We think that the main drivers of CHF are rising internal demand and GDP growth and rising prices of Swiss stocks. Bond prices or short-term money-markets funds (aka carry trade) are less important.
For months and nearly years the financial establishment claimed that the Swiss franc should depreciate because investors would buy Spanish and Italian bonds, purchase undervalued Spanish or Italian stocks and sell secure Swiss bonds. In the meantime these peripheral bond yields have fallen to about 3%. Their prices are overtaking the ones of U.S. Treasuries. Spanish stocks are back to 2006 levels despite weak internal demand but the Swiss franc has not depreciated yet.
Another attempt to talk down the Swiss franc and to weaken their own Swiss labor costs,comes from Credit Suisse:
Rising real yield differentials between Euro zone and Switzerland
Credit Suisse claims that real yield differentials would speak in favor of EUR and against the CHF.
1) For short-term investors like money-market funds, nominal rates are more important. The nominal interest rate difference of
0.5% 0.25% 0% between ECB and SNB key rates is insufficient to enable a carry trade. Investors, especially Swiss ones, have become far more risk-averse than before the financial crisis. Risk-averse investors often prefer cash and cash-like investments in local currency.
2) For long-term investors, real government bond yields seem to be important, e.g. 10 year yields compared to the inflation rate.
For several months we see a high difference in real 10 year yields between German Bunds and US Treasuries, +0.05% real yields for Germany vs. +0.95% for the US. Despite that difference, investors did not buy the relatively cheap US treasuries, on the contrary This did not support the dollar as Ashraf Laidi was suggesting.
Former FX Concepts hedge fund manager Bob Savage, now active on track.com, proved that long-term yields are rather unrelated to FX rates.
Rather, we think that growth and inflation expectations are the major driver of long-term yields. Since risk-averse investors, e.g. insurances and pension funds, are the ones that buy government bonds, but they prefer bonds in local currency to exclude the currency risks. Therefore long-term government bond yields are largely unrelated to FX rates. Short-term yields, however, are for us the major driver of money market funds and therefore one driver of FX rates.

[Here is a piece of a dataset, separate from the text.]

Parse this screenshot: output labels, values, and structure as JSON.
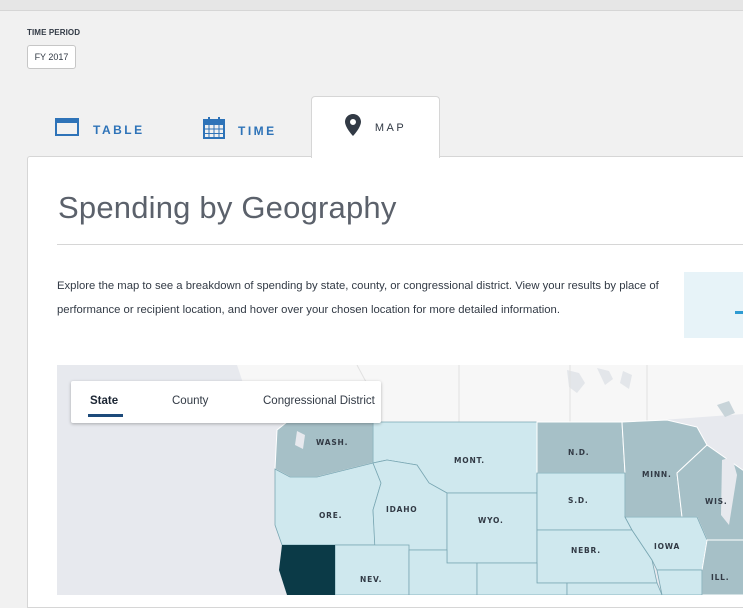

3) FX traders are nearly irrelevant for longer term FX rate movements. They close their positions after a certain period, they are only able to accentuate price movements. While in 2013 FX speculators were on the side of the SNB, this has changed since February 2014 (see more details).
4) In times of close to zero interest rates, stock markets are far more important than government bond yields. The Swiss balance of payments shows that recent currency movements in EUR/CHF are driven by equities rather than by government bonds or money market funds.
5) Swiss GDP growth is at 2.2% y/y, far higher than the one in the euro zone. Together with the still strongly positive trade surplus and demand from the – as opposed to Southern Europeans and Americans – not balance sheet-constrained Swiss consumers, it seems that Swiss firms are still poised for higher profits. Higher demand for Swiss equities could bolster the franc.
Rising inflation is an expression of higher demand and of the competitiveness of Swiss companies
Apart from spillover effect from rising real estate prices in the inflation rate, the most important driver of inflation, however, is internal demand, that will – as opposed to Southern Europe – remain strong and support profits of Swiss companies.
Inflation is partially an expression and the final consequence of the productivity of companies. In times of tight labor supply, competitive firms are ready to attribute higher wages to employees – visible e.g. in the +0.5% for prices of Swiss services1. Secondly, these competitive firms are able to charge higher prices without negative influence on demand. Both higher wages and higher market prices are the main factors of healthy demand-pull inflation.
Rising inflation of Swiss services and goods is, hence, just an expression of the competitiveness of Swiss companies, while the euro zone is constrained by austerity and slowly rising or falling salaries.
SNB law does not allow for financial repression
The law behind the Swiss National Bank (SNB) focuses on price stability. Hence it does not allow for financial repression – strongly negative real interest rates. The SNB must hike interest rates once inflation rises to (or towards) 2%. We judge that from 1% inflation, the SNB will remove the CHF cap.
- even if they are accentuated a bit by rent payments that count as services, too [↩]